A recent symposium on ‘deaccessioning’ held by The Institute of Art and Law (IAL) further highlighted what has become an alarming reality for many cultural institutions both in the UK and abroad. Whilst the term remains undefined in English law, it is broadly used to mean the disposal by a museum, gallery or other heritage institution of works from its permanent collection. The legal framework within which such disposals must occur – if indeed they can at all – is complex and varied, depending on the institution’s own governing framework and the terms upon which the work was acquired.
The IAL’s Assistant Director Alexander Herman summarises the motivating factors behind the impetus to deaccession as the ‘six Rs’, the last two of which have dominated the agenda – and the headlines – over the last year.
- Relevancy – when a piece is no longer relevant to the institution’s collecting aims.
- Redundancy – if there are duplicate items.

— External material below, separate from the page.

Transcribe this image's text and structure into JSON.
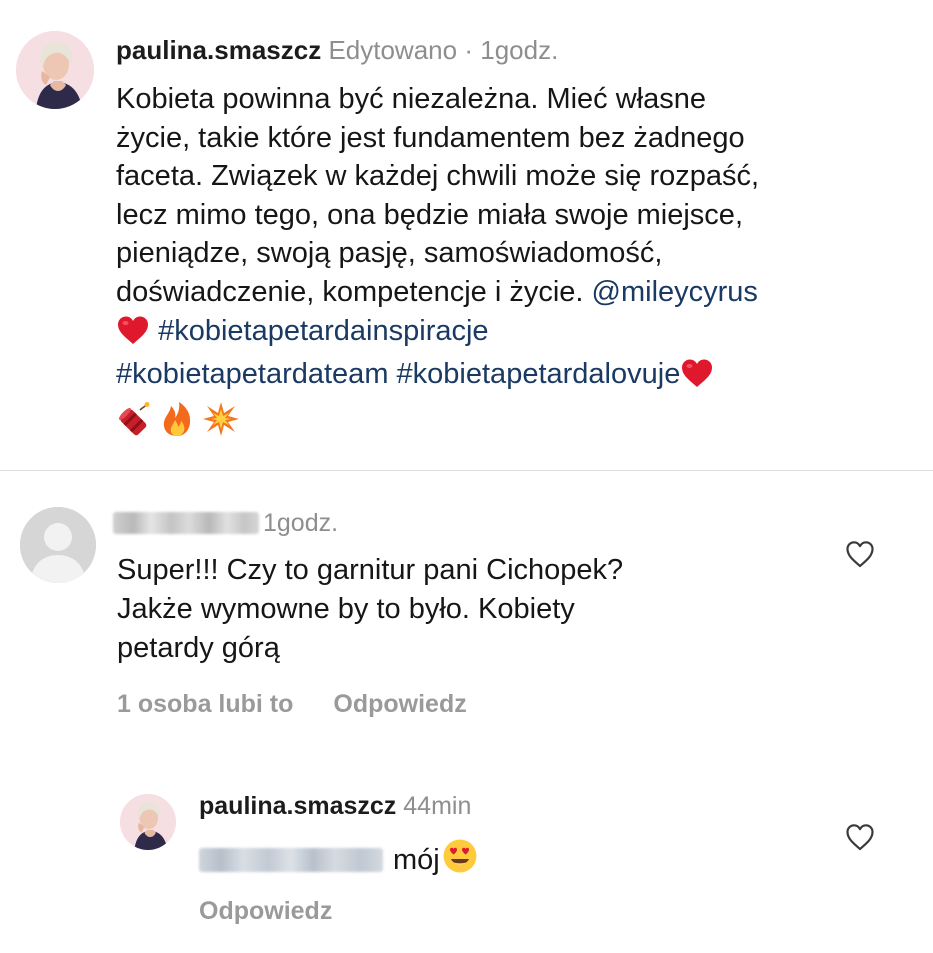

- Repugnancy – where an item is in poor or deteriorating condition, or discovered to be fake or causing risk.
- Re-contextualising – where an item would be best looked after or appreciated elsewhere.
- Return – legal or ethical restitution or repatriation.
- Revenue – to raise funds.
The catastrophic loss of revenue experienced by most art and heritage institutions resulting from closures due to COVID-19 has forced their trustees and directors to weigh their custodian responsibilities in the balance of imminent financial failure. A sale at Christie’s in October realised £12.8m for the Royal Opera House after it consigned David Hockney’s Portrait of Sir David Webster in a bid to raise funds.
Across the Atlantic, the US Association of Art Museum Directors relaxed rules over the use of sale proceeds from deaccessioning, allowing them to “support the direct care” of collections for the next two years rather than apply the funds towards replacement works. Syracuse’s Everson Museum subsequently sold Jackson Pollock’s Red Composition for $13m (£10.1m), and the Brooklyn Museum deaccessioned Lucas Cranach the Elder’s Lucretia, on display since 1921, achieving $5.1m (£3.9m).
As an urgent means of fundraising, the temptation to sell the family silver has seldom seemed so pressing. In each case, specific legal advice is required as to the restrictions around disposal, the process to be followed, and conditions as to the application of proceeds of sale. The general principal against disposal is subject to specific exceptions and conditions to be met. Much like a charity’s permanent endowment, artworks and heritage objects cannot be expunged easily, and decisions to attempt it must never be taken lightly.
This article is from the January 2021 issue of Essential Trustee, our newsletter for charity trustees and senior management. To download the latest issue, please visit the newsletter section of our website. To keep up-to-date with the latest news, legal updates and seminar information, please register and select the areas that are of interest to you.
The content of this article is for general information only. It is not, and should not be taken as, legal advice. If you require any further information in relation to this article please contact the author in the first instance. Law covered as at January 2021.